WHAT NEEDS TO BE DONE: Line by line, set down the following material again exactly.

:: LISTED RECORDS ::

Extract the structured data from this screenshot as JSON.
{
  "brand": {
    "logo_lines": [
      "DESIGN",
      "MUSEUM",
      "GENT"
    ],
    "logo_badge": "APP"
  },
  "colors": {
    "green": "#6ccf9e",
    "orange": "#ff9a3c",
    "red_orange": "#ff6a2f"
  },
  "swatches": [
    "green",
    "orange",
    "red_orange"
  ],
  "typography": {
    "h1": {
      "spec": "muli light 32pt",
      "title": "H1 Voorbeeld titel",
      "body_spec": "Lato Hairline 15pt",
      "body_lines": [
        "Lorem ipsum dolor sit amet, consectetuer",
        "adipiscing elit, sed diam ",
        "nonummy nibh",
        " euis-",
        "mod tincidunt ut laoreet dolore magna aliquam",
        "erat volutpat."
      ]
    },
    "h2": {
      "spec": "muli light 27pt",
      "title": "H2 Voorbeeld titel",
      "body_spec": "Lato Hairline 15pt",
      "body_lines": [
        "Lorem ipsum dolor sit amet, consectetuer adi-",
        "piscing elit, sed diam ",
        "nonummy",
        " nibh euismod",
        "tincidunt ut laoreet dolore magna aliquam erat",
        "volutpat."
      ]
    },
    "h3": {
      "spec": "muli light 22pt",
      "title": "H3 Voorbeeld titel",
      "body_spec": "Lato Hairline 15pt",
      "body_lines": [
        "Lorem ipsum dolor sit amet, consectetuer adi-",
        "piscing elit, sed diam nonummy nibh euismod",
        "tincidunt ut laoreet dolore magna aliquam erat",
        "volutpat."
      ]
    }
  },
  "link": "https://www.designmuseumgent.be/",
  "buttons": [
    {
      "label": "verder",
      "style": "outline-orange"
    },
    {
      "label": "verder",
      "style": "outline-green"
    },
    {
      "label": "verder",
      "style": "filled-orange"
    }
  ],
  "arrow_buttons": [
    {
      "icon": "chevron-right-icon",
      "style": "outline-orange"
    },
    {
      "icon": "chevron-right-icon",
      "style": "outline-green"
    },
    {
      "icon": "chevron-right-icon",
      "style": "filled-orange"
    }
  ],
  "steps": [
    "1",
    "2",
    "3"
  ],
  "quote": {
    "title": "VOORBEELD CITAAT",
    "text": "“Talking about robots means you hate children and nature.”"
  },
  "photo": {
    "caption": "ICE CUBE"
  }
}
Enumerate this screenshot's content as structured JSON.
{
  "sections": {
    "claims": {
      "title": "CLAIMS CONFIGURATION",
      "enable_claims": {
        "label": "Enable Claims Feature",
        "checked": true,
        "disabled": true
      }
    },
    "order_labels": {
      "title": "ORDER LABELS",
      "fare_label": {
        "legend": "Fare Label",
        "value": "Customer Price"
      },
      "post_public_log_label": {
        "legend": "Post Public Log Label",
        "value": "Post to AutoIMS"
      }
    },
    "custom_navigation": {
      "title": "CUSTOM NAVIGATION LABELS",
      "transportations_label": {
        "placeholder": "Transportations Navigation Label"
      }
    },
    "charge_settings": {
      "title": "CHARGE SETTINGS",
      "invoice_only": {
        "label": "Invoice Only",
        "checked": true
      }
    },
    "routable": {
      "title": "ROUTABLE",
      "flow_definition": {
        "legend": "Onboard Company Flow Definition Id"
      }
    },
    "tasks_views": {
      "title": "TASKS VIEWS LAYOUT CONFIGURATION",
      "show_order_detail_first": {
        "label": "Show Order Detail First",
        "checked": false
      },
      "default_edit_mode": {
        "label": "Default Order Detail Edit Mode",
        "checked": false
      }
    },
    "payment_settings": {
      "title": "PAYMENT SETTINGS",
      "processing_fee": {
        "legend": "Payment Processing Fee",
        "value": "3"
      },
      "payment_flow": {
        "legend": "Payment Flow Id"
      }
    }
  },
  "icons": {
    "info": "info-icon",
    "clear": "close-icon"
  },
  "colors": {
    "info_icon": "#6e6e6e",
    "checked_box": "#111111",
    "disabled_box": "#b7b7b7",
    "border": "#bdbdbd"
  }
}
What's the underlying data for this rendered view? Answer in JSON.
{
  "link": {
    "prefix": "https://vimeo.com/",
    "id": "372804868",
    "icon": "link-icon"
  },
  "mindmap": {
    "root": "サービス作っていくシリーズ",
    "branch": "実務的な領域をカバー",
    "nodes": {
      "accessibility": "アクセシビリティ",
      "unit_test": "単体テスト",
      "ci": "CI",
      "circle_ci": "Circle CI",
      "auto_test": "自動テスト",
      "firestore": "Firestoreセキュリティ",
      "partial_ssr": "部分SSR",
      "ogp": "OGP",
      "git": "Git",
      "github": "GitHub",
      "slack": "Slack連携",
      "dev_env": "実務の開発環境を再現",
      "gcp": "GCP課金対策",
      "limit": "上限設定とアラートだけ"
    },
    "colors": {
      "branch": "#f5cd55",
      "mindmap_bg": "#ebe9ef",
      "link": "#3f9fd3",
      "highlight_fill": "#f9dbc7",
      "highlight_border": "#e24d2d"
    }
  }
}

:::

ANSWER TO THIS TASK:
Extract the structured data from this screenshot as JSON.
{
  "brand": {
    "logo_lines": [
      "DESIGN",
      "MUSEUM",
      "GENT"
    ],
    "logo_badge": "APP"
  },
  "colors": {
    "green": "#6ccf9e",
    "orange": "#ff9a3c",
    "red_orange": "#ff6a2f"
  },
  "swatches": [
    "green",
    "orange",
    "red_orange"
  ],
  "typography": {
    "h1": {
      "spec": "muli light 32pt",
      "title": "H1 Voorbeeld titel",
      "body_spec": "Lato Hairline 15pt",
      "body_lines": [
        "Lorem ipsum dolor sit amet, consectetuer",
        "adipiscing elit, sed diam ",
        "nonummy nibh",
        " euis-",
        "mod tincidunt ut laoreet dolore magna aliquam",
        "erat volutpat."
      ]
    },
    "h2": {
      "spec": "muli light 27pt",
      "title": "H2 Voorbeeld titel",
      "body_spec": "Lato Hairline 15pt",
      "body_lines": [
        "Lorem ipsum dolor sit amet, consectetuer adi-",
        "piscing elit, sed diam ",
        "nonummy",
        " nibh euismod",
        "tincidunt ut laoreet dolore magna aliquam erat",
        "volutpat."
      ]
    },
    "h3": {
      "spec": "muli light 22pt",
      "title": "H3 Voorbeeld titel",
      "body_spec": "Lato Hairline 15pt",
      "body_lines": [
        "Lorem ipsum dolor sit amet, consectetuer adi-",
        "piscing elit, sed diam nonummy nibh euismod",
        "tincidunt ut laoreet dolore magna aliquam erat",
        "volutpat."
      ]
    }
  },
  "link": "https://www.designmuseumgent.be/",
  "buttons": [
    {
      "label": "verder",
      "style": "outline-orange"
    },
    {
      "label": "verder",
      "style": "outline-green"
    },
    {
      "label": "verder",
      "style": "filled-orange"
    }
  ],
  "arrow_buttons": [
    {
      "icon": "chevron-right-icon",
      "style": "outline-orange"
    },
    {
      "icon": "chevron-right-icon",
      "style": "outline-green"
    },
    {
      "icon": "chevron-right-icon",
      "style": "filled-orange"
    }
  ],
  "steps": [
    "1",
    "2",
    "3"
  ],
  "quote": {
    "title": "VOORBEELD CITAAT",
    "text": "“Talking about robots means you hate children and nature.”"
  },
  "photo": {
    "caption": "ICE CUBE"
  }
}
Enumerate this screenshot's content as structured JSON.
{
  "sections": {
    "claims": {
      "title": "CLAIMS CONFIGURATION",
      "enable_claims": {
        "label": "Enable Claims Feature",
        "checked": true,
        "disabled": true
      }
    },
    "order_labels": {
      "title": "ORDER LABELS",
      "fare_label": {
        "legend": "Fare Label",
        "value": "Customer Price"
      },
      "post_public_log_label": {
        "legend": "Post Public Log Label",
        "value": "Post to AutoIMS"
      }
    },
    "custom_navigation": {
      "title": "CUSTOM NAVIGATION LABELS",
      "transportations_label": {
        "placeholder": "Transportations Navigation Label"
      }
    },
    "charge_settings": {
      "title": "CHARGE SETTINGS",
      "invoice_only": {
        "label": "Invoice Only",
        "checked": true
      }
    },
    "routable": {
      "title": "ROUTABLE",
      "flow_definition": {
        "legend": "Onboard Company Flow Definition Id"
      }
    },
    "tasks_views": {
      "title": "TASKS VIEWS LAYOUT CONFIGURATION",
      "show_order_detail_first": {
        "label": "Show Order Detail First",
        "checked": false
      },
      "default_edit_mode": {
        "label": "Default Order Detail Edit Mode",
        "checked": false
      }
    },
    "payment_settings": {
      "title": "PAYMENT SETTINGS",
      "processing_fee": {
        "legend": "Payment Processing Fee",
        "value": "3"
      },
      "payment_flow": {
        "legend": "Payment Flow Id"
      }
    }
  },
  "icons": {
    "info": "info-icon",
    "clear": "close-icon"
  },
  "colors": {
    "info_icon": "#6e6e6e",
    "checked_box": "#111111",
    "disabled_box": "#b7b7b7",
    "border": "#bdbdbd"
  }
}
What's the underlying data for this rendered view? Answer in JSON.
{
  "link": {
    "prefix": "https://vimeo.com/",
    "id": "372804868",
    "icon": "link-icon"
  },
  "mindmap": {
    "root": "サービス作っていくシリーズ",
    "branch": "実務的な領域をカバー",
    "nodes": {
      "accessibility": "アクセシビリティ",
      "unit_test": "単体テスト",
      "ci": "CI",
      "circle_ci": "Circle CI",
      "auto_test": "自動テスト",
      "firestore": "Firestoreセキュリティ",
      "partial_ssr": "部分SSR",
      "ogp": "OGP",
      "git": "Git",
      "github": "GitHub",
      "slack": "Slack連携",
      "dev_env": "実務の開発環境を再現",
      "gcp": "GCP課金対策",
      "limit": "上限設定とアラートだけ"
    },
    "colors": {
      "branch": "#f5cd55",
      "mindmap_bg": "#ebe9ef",
      "link": "#3f9fd3",
      "highlight_fill": "#f9dbc7",
      "highlight_border": "#e24d2d"
    }
  }
}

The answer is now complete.